If you only read one thing this week…

There are no technology shortcuts to education by Nick
January 6, 2011, 11:37 am
Filed under: Articles, Development theory, If you only have 15 mins, Technology

Kentaro Toyama posted an interesting article on Educational Technology Debate in which he argues that technology is literally the last thing schools who have limited resources or are under-performing need. That is to say, it’s not bad, but it should be the last investment they make, not the first.

He makes four primary arguments:
1. The history of electronic technologies in schools is fraught with failures.

2. Computers are no exception, and rigorous studies show that it is incredibly difficult to have positive educational impact with computers. Technology at best only amplifies the pedagogical capacity of educational systems; it can make good schools better, but it makes bad schools worse.

3. Technology has a huge opportunity cost in the form of more effective non-technology interventions.

4. Many good school systems excel without much technology.

But you should read it yourself here.


Connecting NGOs to the World by Rob Neal
March 12, 2009, 8:42 am
Filed under: Articles, Technology

NetHope is a consortium of twenty-five NGOs that “facilitates conversations and joint projects amongst its members that focus on ways to best apply technology for connectivity in developing parts of the world.” Members include Mercy Corps, Save the Children, Oxfam, CARE and others.¬† Combined, the NetHope members work in “180 countries, employ more than 300,000 people, and spend more than $30 billion each year.”

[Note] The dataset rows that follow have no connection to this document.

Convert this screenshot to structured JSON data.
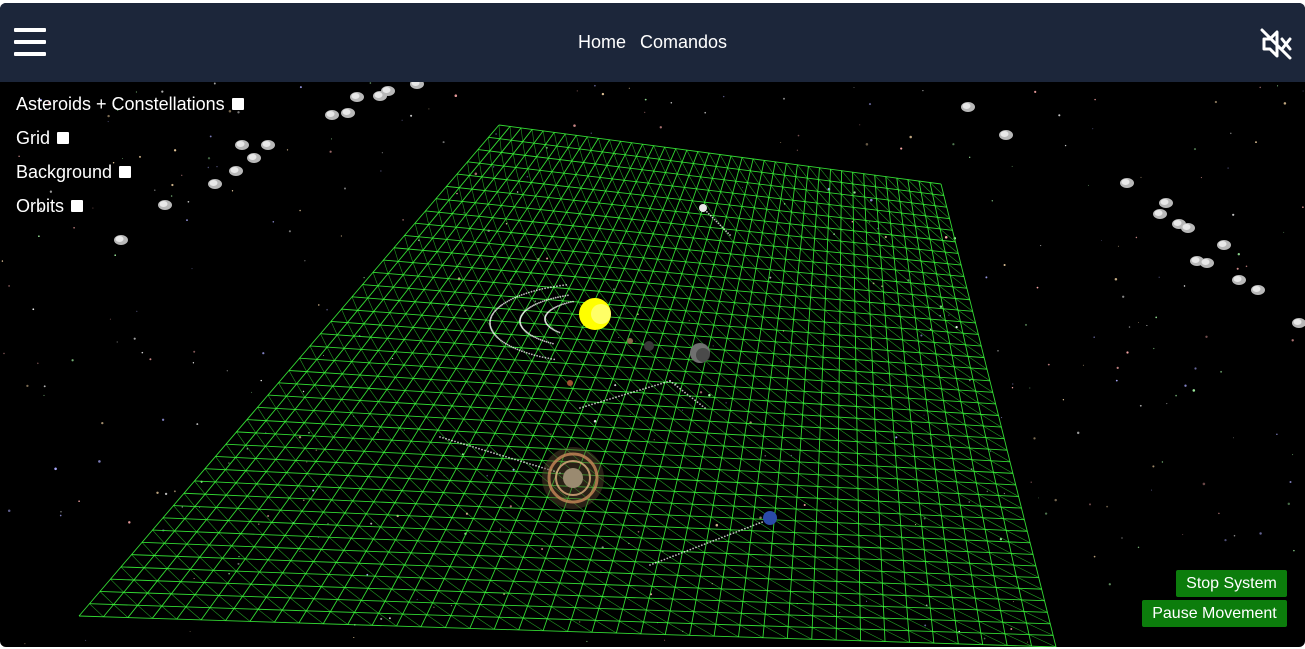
{
  "header": {
    "menu_icon": "hamburger-menu-icon",
    "nav": [
      {
        "label": "Home"
      },
      {
        "label": "Comandos"
      }
    ],
    "mute_icon": "speaker-muted-icon",
    "background_color": "#1c263a"
  },
  "toggles": [
    {
      "label": "Asteroids + Constellations",
      "checked": false
    },
    {
      "label": "Grid",
      "checked": false
    },
    {
      "label": "Background",
      "checked": false
    },
    {
      "label": "Orbits",
      "checked": false
    }
  ],
  "controls": {
    "stop_label": "Stop System",
    "pause_label": "Pause Movement",
    "button_color": "#0c7d0c"
  },
  "scene": {
    "grid_color": "#3cff3c",
    "sun_color": "#ffff00",
    "background_color": "#000000"
  }
}
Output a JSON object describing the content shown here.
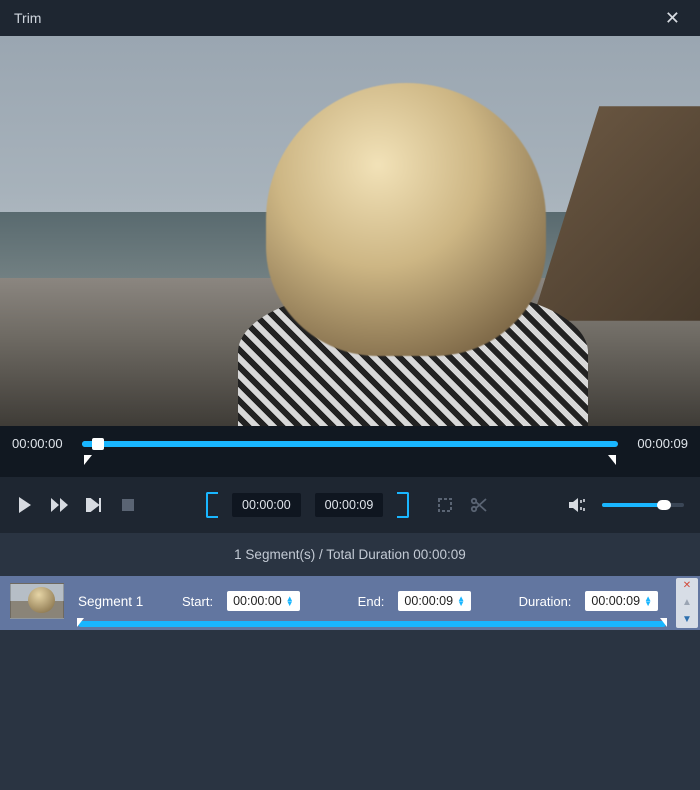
{
  "window": {
    "title": "Trim"
  },
  "timeline": {
    "current_time": "00:00:00",
    "total_time": "00:00:09"
  },
  "trim_controls": {
    "in_time": "00:00:00",
    "out_time": "00:00:09"
  },
  "summary": {
    "text": "1 Segment(s) / Total Duration 00:00:09"
  },
  "segment": {
    "name": "Segment 1",
    "start_label": "Start:",
    "start_value": "00:00:00",
    "end_label": "End:",
    "end_value": "00:00:09",
    "duration_label": "Duration:",
    "duration_value": "00:00:09"
  },
  "colors": {
    "accent": "#19b6ff"
  }
}
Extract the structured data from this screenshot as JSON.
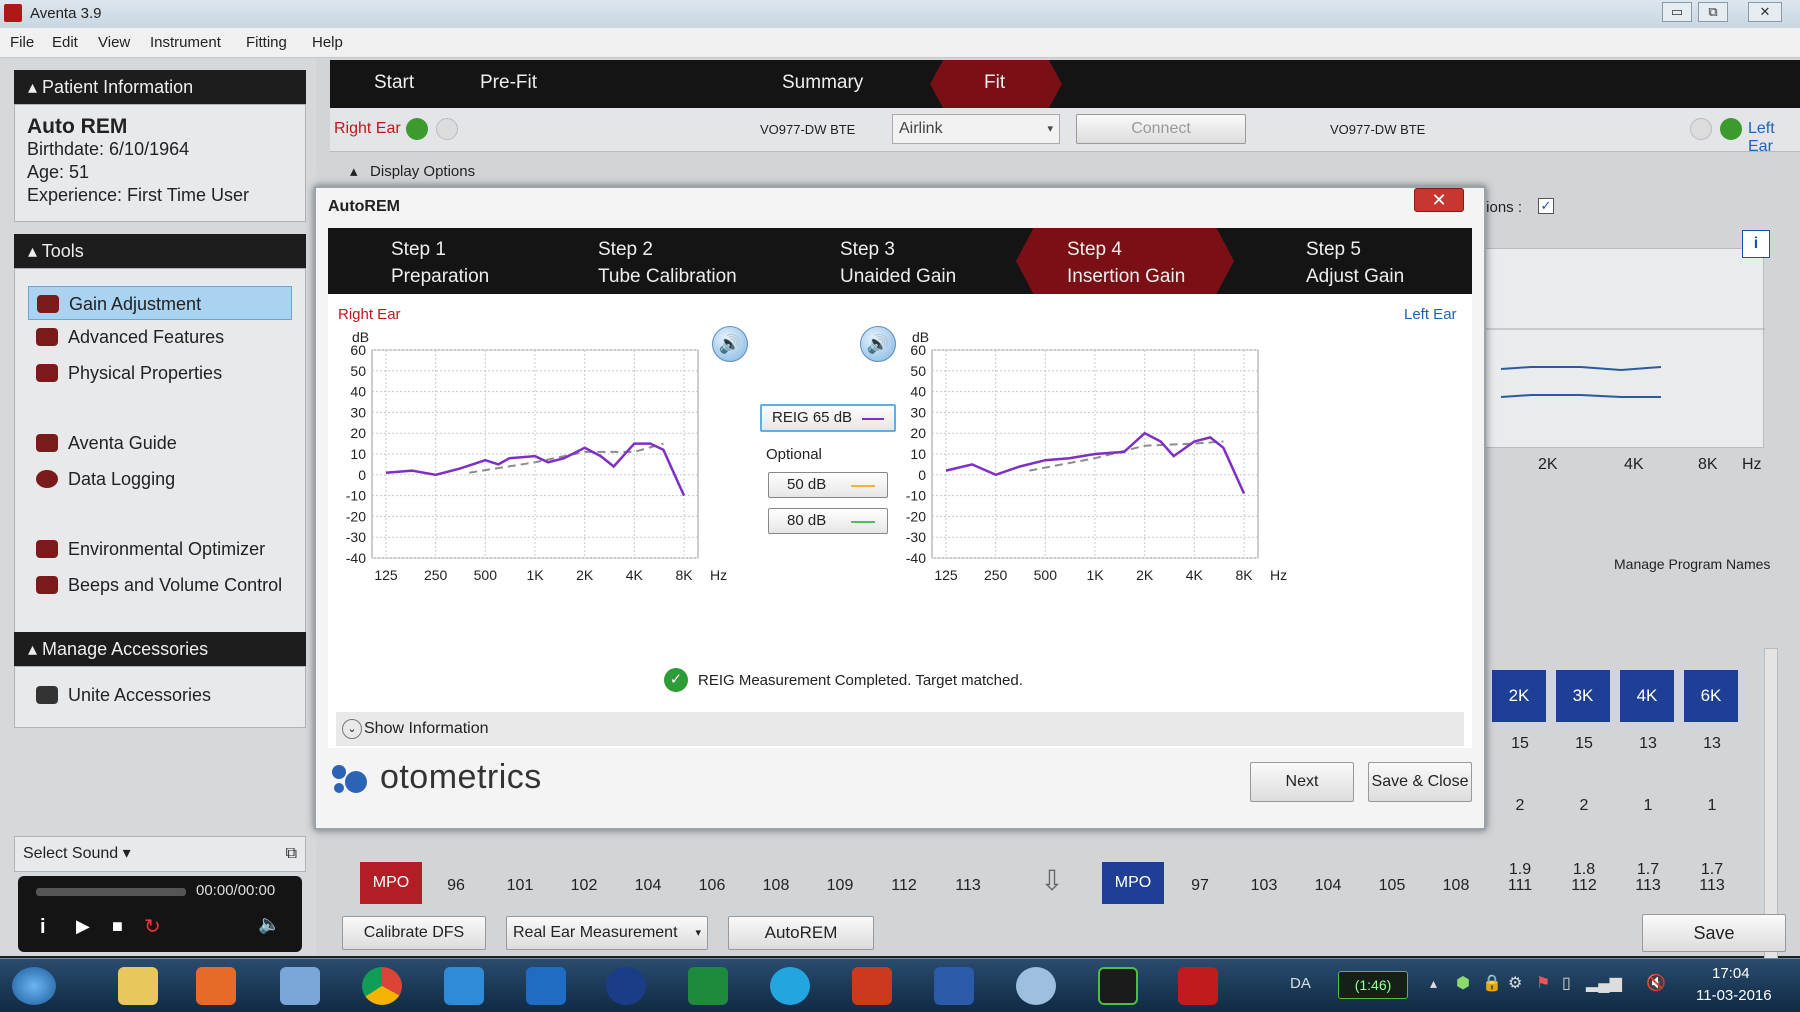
{
  "window": {
    "title": "Aventa 3.9",
    "controls": [
      "▭",
      "⧉",
      "✕"
    ]
  },
  "menu": [
    "File",
    "Edit",
    "View",
    "Instrument",
    "Fitting",
    "Help"
  ],
  "patient": {
    "section": "Patient Information",
    "name": "Auto REM",
    "birthdate": "Birthdate: 6/10/1964",
    "age": "Age: 51",
    "experience": "Experience: First Time User"
  },
  "tools": {
    "section": "Tools",
    "items": [
      "Gain Adjustment",
      "Advanced Features",
      "Physical Properties",
      "Aventa Guide",
      "Data Logging",
      "Environmental Optimizer",
      "Beeps and Volume Control"
    ]
  },
  "accessories": {
    "section": "Manage Accessories",
    "items": [
      "Unite Accessories"
    ]
  },
  "select_sound": {
    "label": "Select Sound",
    "time": "00:00/00:00"
  },
  "main_tabs": [
    "Start",
    "Pre-Fit",
    "Fit",
    "Summary"
  ],
  "ear_bar": {
    "right_ear": "Right Ear",
    "left_ear": "Left Ear",
    "right_device": "VO977-DW BTE",
    "left_device": "VO977-DW BTE",
    "interface": "Airlink",
    "connect": "Connect"
  },
  "display_options": "Display Options",
  "options_partial": "tions :",
  "dialog": {
    "title": "AutoREM",
    "close": "✕",
    "steps": [
      {
        "n": "Step 1",
        "name": "Preparation"
      },
      {
        "n": "Step 2",
        "name": "Tube Calibration"
      },
      {
        "n": "Step 3",
        "name": "Unaided Gain"
      },
      {
        "n": "Step 4",
        "name": "Insertion Gain"
      },
      {
        "n": "Step 5",
        "name": "Adjust Gain"
      }
    ],
    "right_label": "Right Ear",
    "left_label": "Left Ear",
    "legend_main": "REIG 65 dB",
    "optional": "Optional",
    "legend_50": "50 dB",
    "legend_80": "80 dB",
    "status": "REIG Measurement Completed. Target matched.",
    "show_info": "Show Information",
    "next": "Next",
    "save_close": "Save & Close",
    "logo": "otometrics"
  },
  "chart_data": [
    {
      "type": "line",
      "title": "Right Ear",
      "ylabel": "dB",
      "xlabel": "Hz",
      "ylim": [
        -40,
        60
      ],
      "yticks": [
        "60",
        "50",
        "40",
        "30",
        "20",
        "10",
        "0",
        "-10",
        "-20",
        "-30",
        "-40"
      ],
      "xticks": [
        "125",
        "250",
        "500",
        "1K",
        "2K",
        "4K",
        "8K"
      ],
      "series": [
        {
          "name": "REIG 65 dB",
          "color": "#7d2fc8",
          "x": [
            125,
            180,
            250,
            350,
            500,
            600,
            700,
            1000,
            1200,
            1500,
            2000,
            2500,
            3000,
            4000,
            5000,
            6000,
            8000
          ],
          "values": [
            1,
            2,
            0,
            3,
            7,
            5,
            8,
            9,
            6,
            8,
            13,
            9,
            4,
            15,
            15,
            12,
            -10
          ]
        },
        {
          "name": "Target",
          "color": "#8c8c8c",
          "x": [
            400,
            1000,
            2000,
            4000,
            6000
          ],
          "values": [
            1,
            6,
            11,
            11,
            15
          ]
        }
      ]
    },
    {
      "type": "line",
      "title": "Left Ear",
      "ylabel": "dB",
      "xlabel": "Hz",
      "ylim": [
        -40,
        60
      ],
      "yticks": [
        "60",
        "50",
        "40",
        "30",
        "20",
        "10",
        "0",
        "-10",
        "-20",
        "-30",
        "-40"
      ],
      "xticks": [
        "125",
        "250",
        "500",
        "1K",
        "2K",
        "4K",
        "8K"
      ],
      "series": [
        {
          "name": "REIG 65 dB",
          "color": "#7d2fc8",
          "x": [
            125,
            180,
            250,
            350,
            500,
            700,
            1000,
            1500,
            2000,
            2500,
            3000,
            4000,
            5000,
            6000,
            8000
          ],
          "values": [
            2,
            5,
            0,
            4,
            7,
            8,
            10,
            11,
            20,
            16,
            9,
            16,
            18,
            13,
            -9
          ]
        },
        {
          "name": "Target",
          "color": "#8c8c8c",
          "x": [
            400,
            1000,
            2000,
            4000,
            6000
          ],
          "values": [
            2,
            8,
            14,
            15,
            16
          ]
        }
      ]
    }
  ],
  "background_graph": {
    "ticks": [
      "2K",
      "4K",
      "8K",
      "Hz"
    ]
  },
  "program_names": "Manage Program Names",
  "right_table": {
    "headers": [
      "2K",
      "3K",
      "4K",
      "6K"
    ],
    "rows": [
      [
        "15",
        "15",
        "13",
        "13"
      ],
      [
        "2",
        "2",
        "1",
        "1"
      ],
      [
        "1.9",
        "1.8",
        "1.7",
        "1.7"
      ]
    ]
  },
  "mpo_left": {
    "label": "MPO",
    "values": [
      "96",
      "101",
      "102",
      "104",
      "106",
      "108",
      "109",
      "112",
      "113"
    ]
  },
  "mpo_right": {
    "label": "MPO",
    "values": [
      "97",
      "103",
      "104",
      "105",
      "108",
      "111",
      "112",
      "113",
      "113"
    ]
  },
  "bottom_buttons": {
    "calibrate": "Calibrate DFS",
    "rem": "Real Ear Measurement",
    "autorem": "AutoREM",
    "save": "Save"
  },
  "taskbar": {
    "lang": "DA",
    "battery": "(1:46)",
    "time": "17:04",
    "date": "11-03-2016"
  }
}
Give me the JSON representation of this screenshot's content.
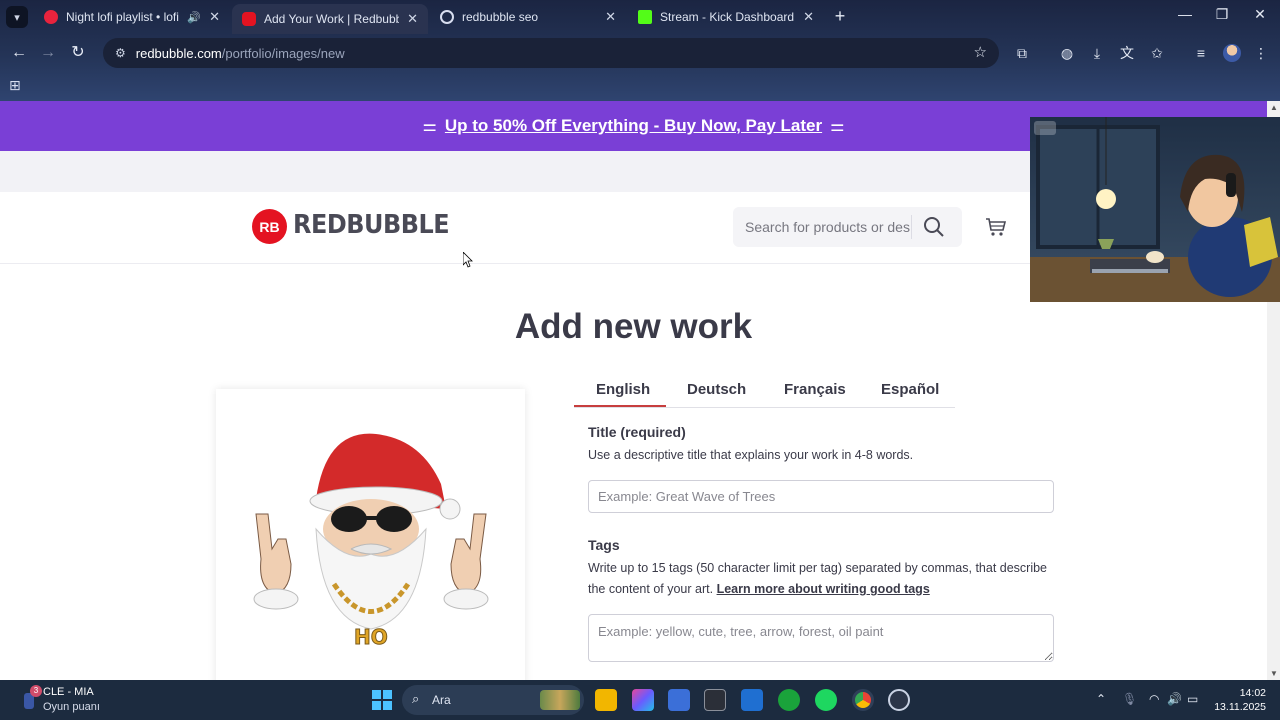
{
  "browser": {
    "tabs": [
      {
        "title": "Night lofi playlist • lofi music",
        "favicon_color": "#e8233d",
        "audible": true,
        "active": false
      },
      {
        "title": "Add Your Work | Redbubble",
        "favicon_color": "#e41321",
        "audible": false,
        "active": true
      },
      {
        "title": "redbubble seo",
        "favicon_color": "#d8def0",
        "audible": false,
        "active": false
      },
      {
        "title": "Stream - Kick Dashboard",
        "favicon_color": "#53fc18",
        "audible": false,
        "active": false
      }
    ],
    "address": {
      "host": "redbubble.com",
      "path": "/portfolio/images/new"
    }
  },
  "promo": {
    "text": "Up to 50% Off Everything - Buy Now, Pay Later",
    "background": "#7a3fd6"
  },
  "header": {
    "brand_mark": "RB",
    "brand": "REDBUBBLE",
    "search_placeholder": "Search for products or designs"
  },
  "main": {
    "title": "Add new work",
    "languages": [
      "English",
      "Deutsch",
      "Français",
      "Español"
    ],
    "active_language": "English",
    "accent": "#c73e3e",
    "title_field": {
      "label": "Title (required)",
      "help": "Use a descriptive title that explains your work in 4-8 words.",
      "placeholder": "Example: Great Wave of Trees"
    },
    "tags_field": {
      "label": "Tags",
      "help": "Write up to 15 tags (50 character limit per tag) separated by commas, that describe the content of your art.",
      "help_link": "Learn more about writing good tags",
      "placeholder": "Example: yellow, cute, tree, arrow, forest, oil paint"
    },
    "artwork": {
      "description_icon": "santa-ho-illustration",
      "chain_text": "HO"
    }
  },
  "taskbar": {
    "weather_badge": "3",
    "match": "CLE - MIA",
    "match_sub": "Oyun puanı",
    "search_placeholder": "Ara",
    "time": "14:02",
    "date": "13.11.2025"
  }
}
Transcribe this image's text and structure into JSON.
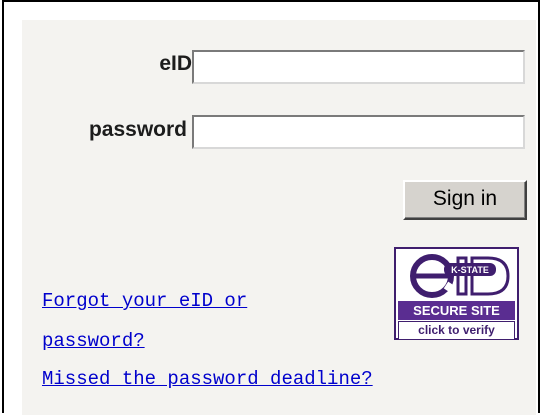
{
  "form": {
    "eid_label": "eID",
    "eid_value": "",
    "password_label": "password",
    "password_value": "",
    "signin_label": "Sign in"
  },
  "links": {
    "forgot_line1": "Forgot your eID or",
    "forgot_line2": "password?",
    "missed_deadline": "Missed the password deadline?"
  },
  "seal": {
    "logo_text": "eID K-STATE",
    "secure_label": "SECURE SITE",
    "verify_label": "click to verify"
  },
  "colors": {
    "link": "#0000cc",
    "seal_purple": "#5a2d91",
    "background": "#f4f3f0"
  }
}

In an interview in the Stanford Social Innovation Review, NetHope’s CEO William Brindley talks about how member organizations can work together to maximize their impact even with with small IT budgets:

“… A lot of what NetHope does is putting people together. Who do you know? How do you find the expert to help with the problem? There’s also the hard side of cooperation where members pool their resources and aggregate their needs. If you’re at Save the Children and you have an IT help desk, maybe you can join forces with your colleagues at Oxfam, Catholic Relief Services, and Mercy Corps who also need a help desk. And by joining forces you can all get a help desk operating 24/7, 365 days a year, in five languages, for less money than you could separately. That’s pretty powerful.”

Mr. Brindley  touches on some other topics in the interview like the evolution of the Network Relief Kit used by emergency responders,  and the process NetHope uses to develop solutions for staff in the field.